|CEO of Ghana Gas, George Sipa Yankey|
Consequently, government, through the Ministry of Petroleum, has directed the Ghana National Gas Company (Ghana Gas) to build the Onshore Natural Gas Transmission Pipeline (NGTP), which would pass through four regions - Western, Central, Eastern and Greater Accra.
The project is expected to also provide bi-directional transport of gas between the two critical load centres of Takoradi and Tema and to provide supply-security between the Western Region and Greater Accra Region.
With 400-km of pipeline between Atuabo and Tema, the facility would also provide significant mobile gas storage for strategic delivery to the downstream power plants in the event of supply outage.
Chief Executive Officer (CEO) of Ghana Gas, Dr. George Sipa-Adjah Yankey, who disclosed this in an interview yesterday, said the Onshore Pipeline is to be constructed on a Ekrild, Operate and Transfer (BOT) model and expected to be completed within 24 months.
He said the pipeline is expected to handle a maximum capacity of 380 million standard cubic feet of gas per day (mmscfd) in Phase 1 while Phase 2 would see the capacity increased to a maximum 550 mmscfd.
Dr. Yankey disclosed that a Project Implementation Agreement (PIA) would be signed today, Wednesday, September 7, 2016 at the Ministry of Petroleum on the project.
He explained that Ghana Gas has already confirmed the pipeline route and begun engineering studies for the project.
According to him, land acquisition as well as Environmental Impact Assessment along the pipeline route is expected to commence later this month.
Benefits of the project
Dr. Yankey stated that the pipeline would provide stable and sustainable capacity for the evacuation of Ghana’s natural gas flows from the Tano basin.

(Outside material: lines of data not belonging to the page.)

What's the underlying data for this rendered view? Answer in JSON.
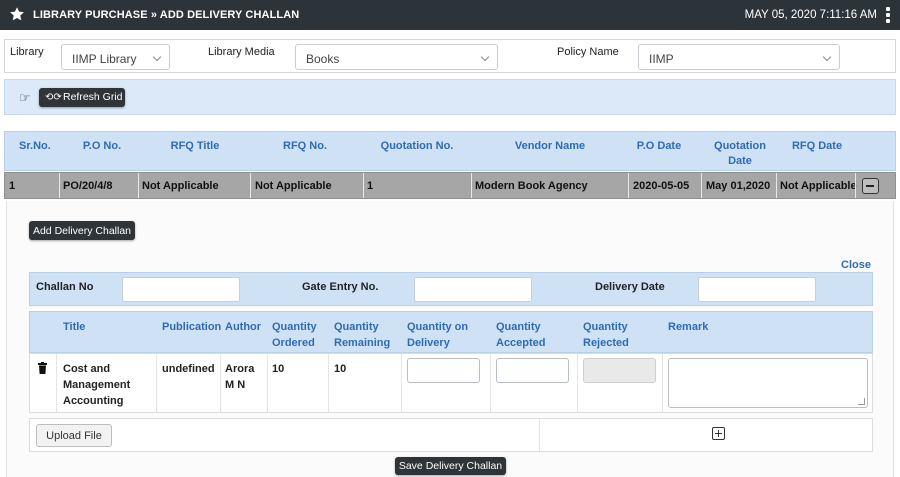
{
  "header": {
    "title": "LIBRARY PURCHASE » ADD DELIVERY CHALLAN",
    "datetime": "MAY 05, 2020  7:11:16 AM"
  },
  "filters": {
    "library_label": "Library",
    "library_value": "IIMP Library",
    "media_label": "Library Media",
    "media_value": "Books",
    "policy_label": "Policy Name",
    "policy_value": "IIMP"
  },
  "toolbar": {
    "refresh_label": "Refresh Grid"
  },
  "grid": {
    "columns": [
      "Sr.No.",
      "P.O No.",
      "RFQ Title",
      "RFQ No.",
      "Quotation No.",
      "Vendor Name",
      "P.O Date",
      "Quotation Date",
      "RFQ Date"
    ],
    "row": [
      "1",
      "PO/20/4/8",
      "Not Applicable",
      "Not Applicable",
      "1",
      "Modern Book Agency",
      "2020-05-05",
      "May 01,2020",
      "Not Applicable"
    ]
  },
  "detail": {
    "add_button": "Add Delivery Challan",
    "close_label": "Close",
    "challan_no_label": "Challan No",
    "gate_entry_label": "Gate Entry No.",
    "delivery_date_label": "Delivery Date",
    "item_columns": [
      "Title",
      "Publication",
      "Author",
      "Quantity Ordered",
      "Quantity Remaining",
      "Quantity on Delivery",
      "Quantity Accepted",
      "Quantity Rejected",
      "Remark"
    ],
    "item_row": {
      "title": "Cost and Management Accounting",
      "publication": "undefined",
      "author": "Arora M N",
      "qty_ordered": "10",
      "qty_remaining": "10"
    },
    "upload_label": "Upload File",
    "save_button": "Save Delivery Challan"
  },
  "colors": {
    "topbar": "#2d3439",
    "header_blue": "#cfe2f5",
    "link_blue": "#2f6bb3",
    "selected_row": "#a6a6a6"
  }
}
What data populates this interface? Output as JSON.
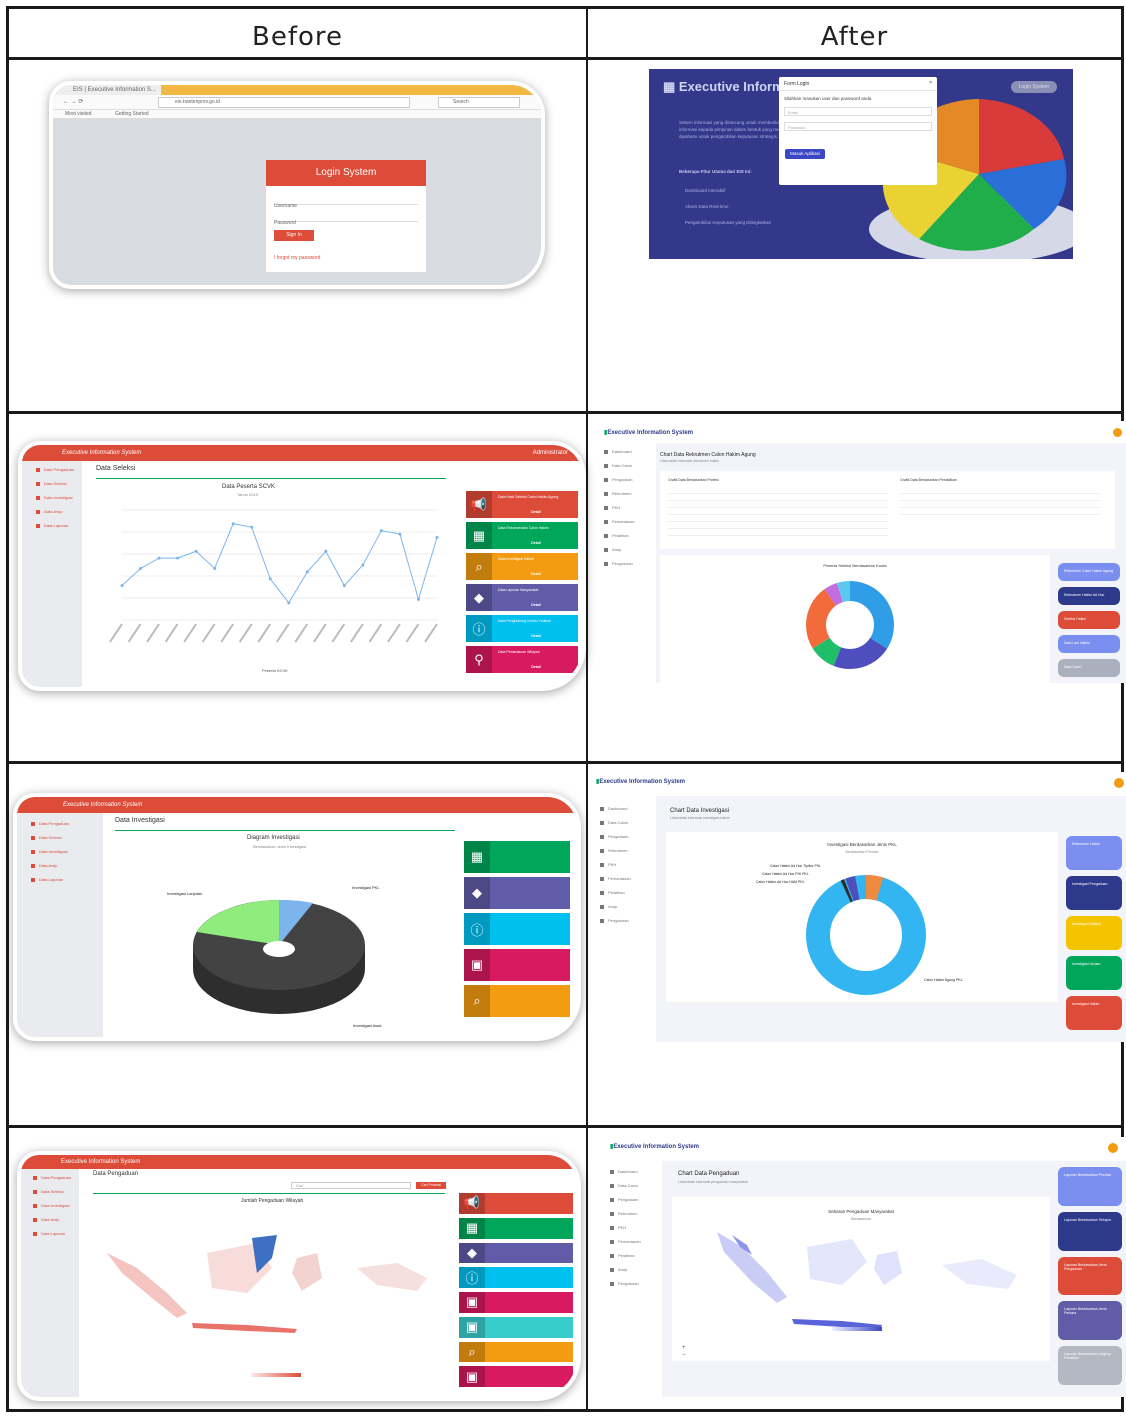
{
  "headers": {
    "before": "Before",
    "after": "After"
  },
  "row1": {
    "before": {
      "browser_tab": "EIS | Executive Information S...",
      "browser_url": "eis-bantenprov.go.id",
      "bookmarks": [
        "Most visited",
        "Getting Started"
      ],
      "search_placeholder": "Search",
      "login_title": "Login System",
      "username_placeholder": "Username",
      "password_placeholder": "Password",
      "signin_label": "Sign In",
      "forgot_label": "I forgot my password"
    },
    "after": {
      "brand": "Executive Information System",
      "login_button": "Login System",
      "modal_title": "Form Login",
      "modal_hint": "Silahkan masukan user dan password anda",
      "email_placeholder": "Email",
      "password_placeholder": "Password",
      "submit_label": "Masuk Aplikasi",
      "intro_text": "Sistem informasi yang dirancang untuk memberikan informasi kepada pimpinan dalam bentuk yang mudah dipahami untuk pengambilan keputusan strategis.",
      "benefits_title": "Beberapa Fitur Utama dari EIS Ini:",
      "benefits": [
        "Dashboard Interaktif",
        "Akses Data Real-time",
        "Pengambilan Keputusan yang Ditingkatkan"
      ]
    }
  },
  "row2": {
    "before": {
      "brand": "Executive Information System",
      "user": "Administrator",
      "page_title": "Data Seleksi",
      "chart_title": "Data Peserta SCVK",
      "chart_sub": "Tahun 2019",
      "legend": "Peserta SCVK",
      "menu": [
        "Data Pengaduan",
        "Data Seleksi",
        "Data Investigasi",
        "Data Arsip",
        "Data Laporan"
      ],
      "widgets": [
        {
          "icon": "megaphone",
          "text": "Data Hasil Seleksi Calon Hakim Agung",
          "more": "Detail"
        },
        {
          "icon": "calendar",
          "text": "Data Rekomendasi Calon Hakim",
          "more": "Detail"
        },
        {
          "icon": "search",
          "text": "Data Investigasi Hakim",
          "more": "Detail"
        },
        {
          "icon": "tags",
          "text": "Data Laporan Masyarakat",
          "more": "Detail"
        },
        {
          "icon": "info",
          "text": "Data Penghubung Komisi Yudisial",
          "more": "Detail"
        },
        {
          "icon": "map",
          "text": "Data Pemantauan Wilayah",
          "more": "Detail"
        }
      ]
    },
    "after": {
      "brand": "Executive Information System",
      "page_title": "Chart Data Rekrutmen Calon Hakim Agung",
      "page_sub": "Lihat detail informasi rekrutmen hakim",
      "table1_title": "Grafik Data Berdasarkan Profesi",
      "table2_title": "Grafik Data Berdasarkan Pendidikan",
      "chart_title": "Peserta Seleksi Berdasarkan Kuota",
      "menu": [
        "Dashboard",
        "Data Calon",
        "Pengaduan",
        "Rekrutmen",
        "PKH",
        "Pemantauan",
        "Pelatihan",
        "Arsip",
        "Pengaturan"
      ],
      "buttons": [
        "Rekrutmen Calon Hakim Agung",
        "Rekrutmen Hakim Ad Hoc",
        "Seleksi Hakim",
        "Data Lain Hakim",
        "Data Calon"
      ]
    }
  },
  "row3": {
    "before": {
      "brand": "Executive Information System",
      "page_title": "Data Investigasi",
      "chart_title": "Diagram Investigasi",
      "chart_sub": "Berdasarkan Jenis Investigasi",
      "labels": [
        "Investigasi Lanjutan",
        "Investigasi PKL",
        "Investigasi Awal"
      ],
      "menu": [
        "Data Pengaduan",
        "Data Seleksi",
        "Data Investigasi",
        "Data Arsip",
        "Data Laporan"
      ]
    },
    "after": {
      "brand": "Executive Information System",
      "page_title": "Chart Data Investigasi",
      "page_sub": "Lihat detail informasi investigasi hakim",
      "chart_title": "Investigasi Berdasarkan Jenis PKL",
      "chart_sub": "Berdasarkan Periode",
      "labels": [
        "Calon Hakim Ad Hoc Tipikor PKL",
        "Calon Hakim Ad Hoc PHI PKL",
        "Calon Hakim Ad Hoc HAM PKL",
        "Calon Hakim Agung PKL"
      ],
      "menu": [
        "Dashboard",
        "Data Calon",
        "Pengaduan",
        "Rekrutmen",
        "PKH",
        "Pemantauan",
        "Pelatihan",
        "Arsip",
        "Pengaturan"
      ],
      "buttons": [
        "Rekrutmen Hakim",
        "Investigasi Pengaduan",
        "Investigasi Seleksi",
        "Investigasi Usulan",
        "Investigasi Hakim"
      ]
    }
  },
  "row4": {
    "before": {
      "brand": "Executive Information System",
      "page_title": "Data Pengaduan",
      "map_title": "Jumlah Pengaduan Wilayah",
      "search_placeholder": "Cari",
      "search_button": "Cari Provinsi",
      "menu": [
        "Data Pengaduan",
        "Data Seleksi",
        "Data Investigasi",
        "Data Arsip",
        "Data Laporan"
      ]
    },
    "after": {
      "brand": "Executive Information System",
      "page_title": "Chart Data Pengaduan",
      "page_sub": "Lihat detail informasi pengaduan masyarakat",
      "map_title": "Sebaran Pengaduan Masyarakat",
      "map_sub": "Berdasarkan",
      "zoom_in": "+",
      "zoom_out": "−",
      "menu": [
        "Dashboard",
        "Data Calon",
        "Pengaduan",
        "Rekrutmen",
        "PKH",
        "Pemantauan",
        "Pelatihan",
        "Arsip",
        "Pengaturan"
      ],
      "buttons": [
        "Laporan Berdasarkan Provinsi",
        "Laporan Berdasarkan Terlapor",
        "Laporan Berdasarkan Jenis Pengaduan",
        "Laporan Berdasarkan Jenis Perkara",
        "Laporan Berdasarkan Lingkup Peradilan"
      ]
    }
  },
  "colors": {
    "red": "#dd4b39",
    "green": "#00a65a",
    "orange": "#f39c12",
    "purple": "#605ca8",
    "aqua": "#00c0ef",
    "pink": "#d81b60",
    "teal": "#39cccc",
    "navy": "#2d3a8c",
    "soft_blue": "#7b8ff0"
  }
}
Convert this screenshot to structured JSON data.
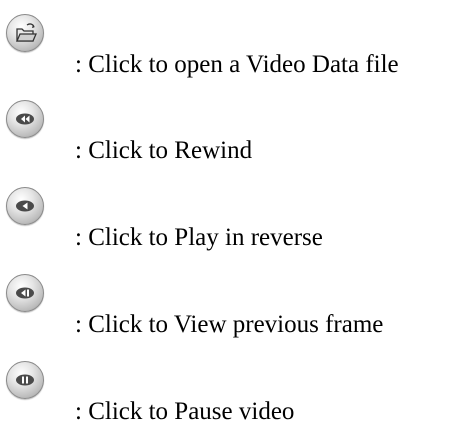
{
  "entries": [
    {
      "icon": "open-folder-icon",
      "text": ": Click to open a Video Data file"
    },
    {
      "icon": "rewind-icon",
      "text": ": Click to Rewind"
    },
    {
      "icon": "play-reverse-icon",
      "text": ": Click to Play in reverse"
    },
    {
      "icon": "previous-frame-icon",
      "text": ": Click to View previous frame"
    },
    {
      "icon": "pause-icon",
      "text": ": Click to Pause video"
    }
  ]
}
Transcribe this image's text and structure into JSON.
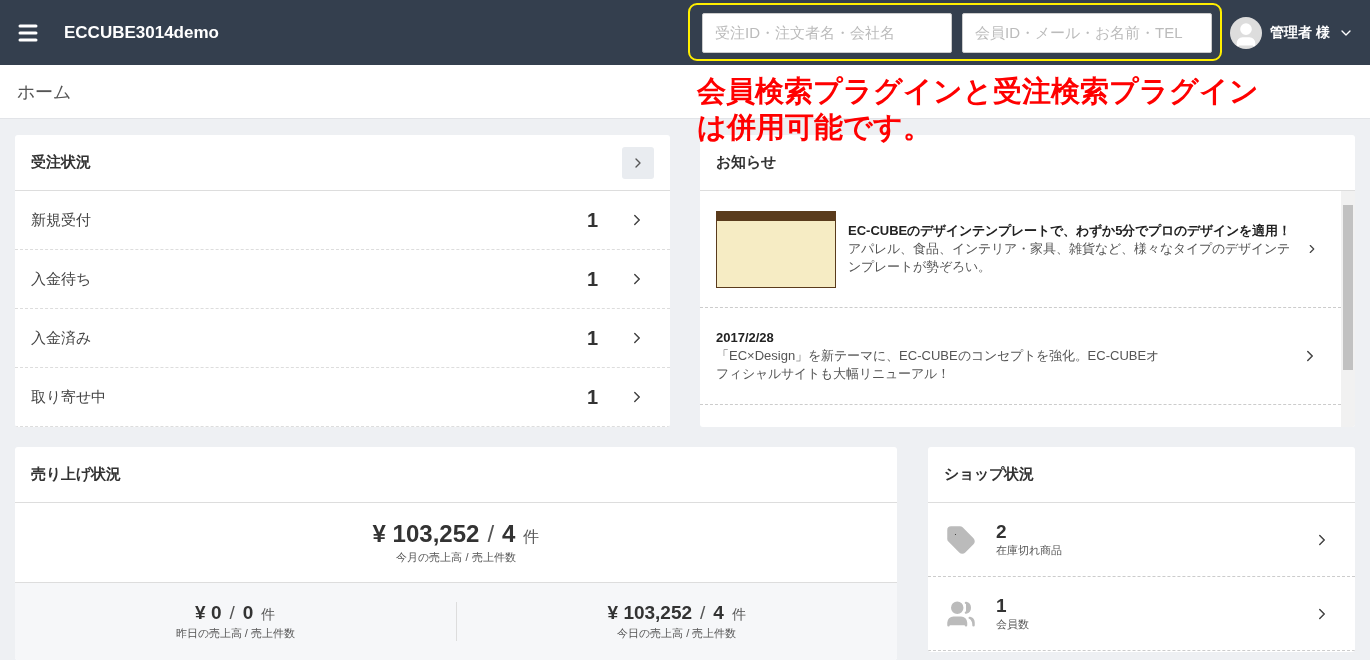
{
  "header": {
    "brand": "ECCUBE3014demo",
    "search_fields": [
      {
        "placeholder": "受注ID・注文者名・会社名"
      },
      {
        "placeholder": "会員ID・メール・お名前・TEL"
      }
    ],
    "user": {
      "name": "管理者 様"
    }
  },
  "breadcrumb": "ホーム",
  "annotation": {
    "text": "会員検索プラグインと受注検索プラグインは併用可能です。"
  },
  "order_status": {
    "title": "受注状況",
    "rows": [
      {
        "label": "新規受付",
        "count": "1"
      },
      {
        "label": "入金待ち",
        "count": "1"
      },
      {
        "label": "入金済み",
        "count": "1"
      },
      {
        "label": "取り寄せ中",
        "count": "1"
      }
    ]
  },
  "news": {
    "title": "お知らせ",
    "items": [
      {
        "kind": "banner",
        "title": "EC-CUBEのデザインテンプレートで、わずか5分でプロのデザインを適用！",
        "body": "アパレル、食品、インテリア・家具、雑貨など、様々なタイプのデザインテンプレートが勢ぞろい。"
      },
      {
        "kind": "dated",
        "date": "2017/2/28",
        "body": "「EC×Design」を新テーマに、EC-CUBEのコンセプトを強化。EC-CUBEオフィシャルサイトも大幅リニューアル！"
      }
    ]
  },
  "sales": {
    "title": "売り上げ状況",
    "main": {
      "amount": "¥ 103,252",
      "separator": "/",
      "count": "4",
      "unit": "件",
      "caption": "今月の売上高 / 売上件数"
    },
    "sub": [
      {
        "amount": "¥ 0",
        "separator": "/",
        "count": "0",
        "unit": "件",
        "caption": "昨日の売上高 / 売上件数"
      },
      {
        "amount": "¥ 103,252",
        "separator": "/",
        "count": "4",
        "unit": "件",
        "caption": "今日の売上高 / 売上件数"
      }
    ]
  },
  "shop_status": {
    "title": "ショップ状況",
    "items": [
      {
        "kind": "out_of_stock",
        "count": "2",
        "label": "在庫切れ商品"
      },
      {
        "kind": "members",
        "count": "1",
        "label": "会員数"
      }
    ]
  }
}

He added that upon completion of the pipeline, Ghana Gas would have constructed a national gas infrastructure that spans about 80% of Ghana’s coastal frontier.
The Onshore Natural Gas Transmission Pipeline (NGTP) will also serve as a substitute whenever problems are encountered with the West African pipeline.
The project has become necessary in anticipation of larger volumes of gas and the increasing number of thermal plants in the Tema area.
The Sankofa project is expected to produce at maximum 170 mmscfd while some 80 mmscfd is expected from the Tweneboah, Enyera and Ntomrne (TEN) project n addition to the 120 million from the Jubilee Field.
All that gas cannot be used up in the Aboadze enclave of the Western Region; indeed, Tema is witnessing an increase of thermal plants in recent times - all of which will require gas to operate.